TASK> Leave the images aside and copy out the whole listing, exact to the word.

==================================================

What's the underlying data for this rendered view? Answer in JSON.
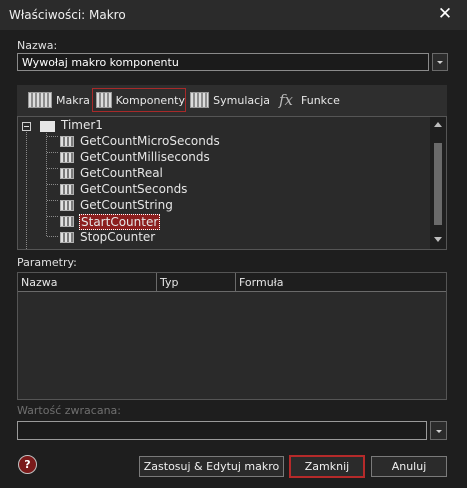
{
  "window": {
    "title": "Właściwości: Makro",
    "close_icon": "close-icon"
  },
  "name_field": {
    "label": "Nazwa:",
    "value": "Wywołaj makro komponentu"
  },
  "tabs": [
    {
      "label": "Makra",
      "icon": "macro-icon"
    },
    {
      "label": "Komponenty",
      "icon": "component-icon",
      "active": true
    },
    {
      "label": "Symulacja",
      "icon": "simulation-icon"
    },
    {
      "label": "Funkce",
      "icon": "function-icon",
      "glyph": "fx"
    }
  ],
  "tree": {
    "root": "Timer1",
    "items": [
      "GetCountMicroSeconds",
      "GetCountMilliseconds",
      "GetCountReal",
      "GetCountSeconds",
      "GetCountString",
      "StartCounter",
      "StopCounter"
    ],
    "selected": "StartCounter"
  },
  "params": {
    "label": "Parametry:",
    "columns": [
      "Nazwa",
      "Typ",
      "Formuła"
    ]
  },
  "return_value": {
    "label": "Wartość zwracana:",
    "value": ""
  },
  "buttons": {
    "apply_edit": "Zastosuj & Edytuj makro",
    "close": "Zamknij",
    "cancel": "Anuluj",
    "help": "?"
  },
  "colors": {
    "background": "#1e1e1e",
    "accent": "#b52a2a",
    "selection": "#8b1e1e"
  }
}
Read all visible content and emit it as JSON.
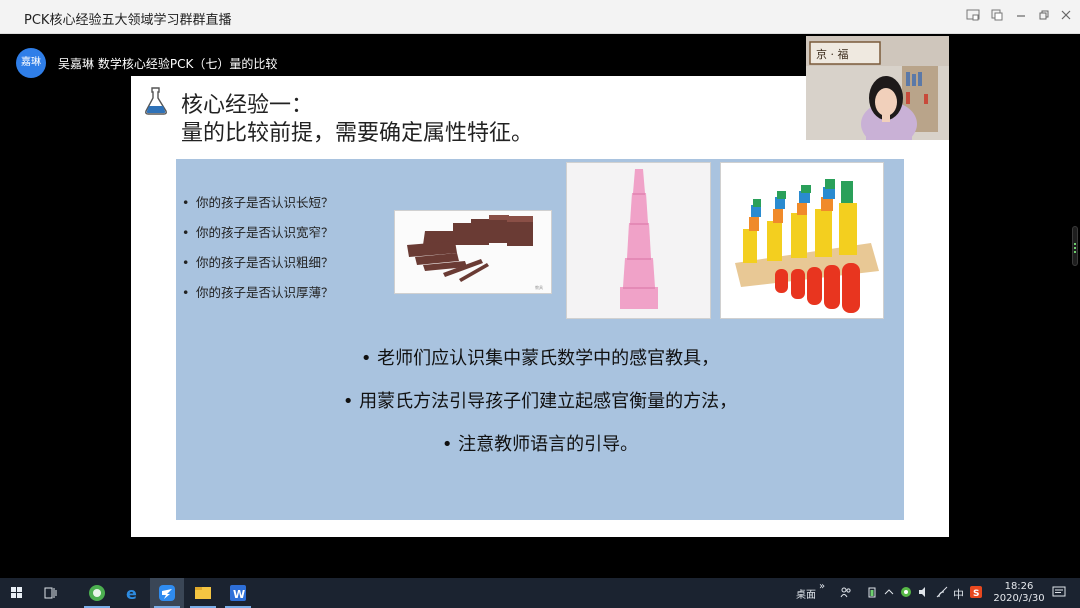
{
  "window": {
    "title": "PCK核心经验五大领域学习群群直播"
  },
  "presenter": {
    "avatar_text": "嘉琳",
    "name": "吴嘉琳",
    "topic": "数学核心经验PCK（七）量的比较"
  },
  "slide": {
    "heading_line1": "核心经验一：",
    "heading_line2": "量的比较前提，需要确定属性特征。",
    "questions": [
      "你的孩子是否认识长短？",
      "你的孩子是否认识宽窄？",
      "你的孩子是否认识粗细？",
      "你的孩子是否认识厚薄？"
    ],
    "points": [
      "• 老师们应认识集中蒙氏数学中的感官教具，",
      "• 用蒙氏方法引导孩子们建立起感官衡量的方法，",
      "• 注意教师语言的引导。"
    ]
  },
  "taskbar": {
    "desktop_label": "桌面",
    "ime_label": "中",
    "time": "18:26",
    "date": "2020/3/30"
  },
  "colors": {
    "panel": "#a9c3df",
    "taskbar": "#1b2330",
    "avatar": "#2f7ee8"
  }
}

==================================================

EXERCISE SOLUTION>
What's the underlying data for this rendered view? Answer in JSON.
{
  "window": {
    "title": "Właściwości: Makro",
    "close_icon": "close-icon"
  },
  "name_field": {
    "label": "Nazwa:",
    "value": "Wywołaj makro komponentu"
  },
  "tabs": [
    {
      "label": "Makra",
      "icon": "macro-icon"
    },
    {
      "label": "Komponenty",
      "icon": "component-icon",
      "active": true
    },
    {
      "label": "Symulacja",
      "icon": "simulation-icon"
    },
    {
      "label": "Funkce",
      "icon": "function-icon",
      "glyph": "fx"
    }
  ],
  "tree": {
    "root": "Timer1",
    "items": [
      "GetCountMicroSeconds",
      "GetCountMilliseconds",
      "GetCountReal",
      "GetCountSeconds",
      "GetCountString",
      "StartCounter",
      "StopCounter"
    ],
    "selected": "StartCounter"
  },
  "params": {
    "label": "Parametry:",
    "columns": [
      "Nazwa",
      "Typ",
      "Formuła"
    ]
  },
  "return_value": {
    "label": "Wartość zwracana:",
    "value": ""
  },
  "buttons": {
    "apply_edit": "Zastosuj & Edytuj makro",
    "close": "Zamknij",
    "cancel": "Anuluj",
    "help": "?"
  },
  "colors": {
    "background": "#1e1e1e",
    "accent": "#b52a2a",
    "selection": "#8b1e1e"
  }
}
Read all visible content and emit it as JSON.
{
  "window": {
    "title": "PCK核心经验五大领域学习群群直播"
  },
  "presenter": {
    "avatar_text": "嘉琳",
    "name": "吴嘉琳",
    "topic": "数学核心经验PCK（七）量的比较"
  },
  "slide": {
    "heading_line1": "核心经验一：",
    "heading_line2": "量的比较前提，需要确定属性特征。",
    "questions": [
      "你的孩子是否认识长短？",
      "你的孩子是否认识宽窄？",
      "你的孩子是否认识粗细？",
      "你的孩子是否认识厚薄？"
    ],
    "points": [
      "• 老师们应认识集中蒙氏数学中的感官教具，",
      "• 用蒙氏方法引导孩子们建立起感官衡量的方法，",
      "• 注意教师语言的引导。"
    ]
  },
  "taskbar": {
    "desktop_label": "桌面",
    "ime_label": "中",
    "time": "18:26",
    "date": "2020/3/30"
  },
  "colors": {
    "panel": "#a9c3df",
    "taskbar": "#1b2330",
    "avatar": "#2f7ee8"
  }
}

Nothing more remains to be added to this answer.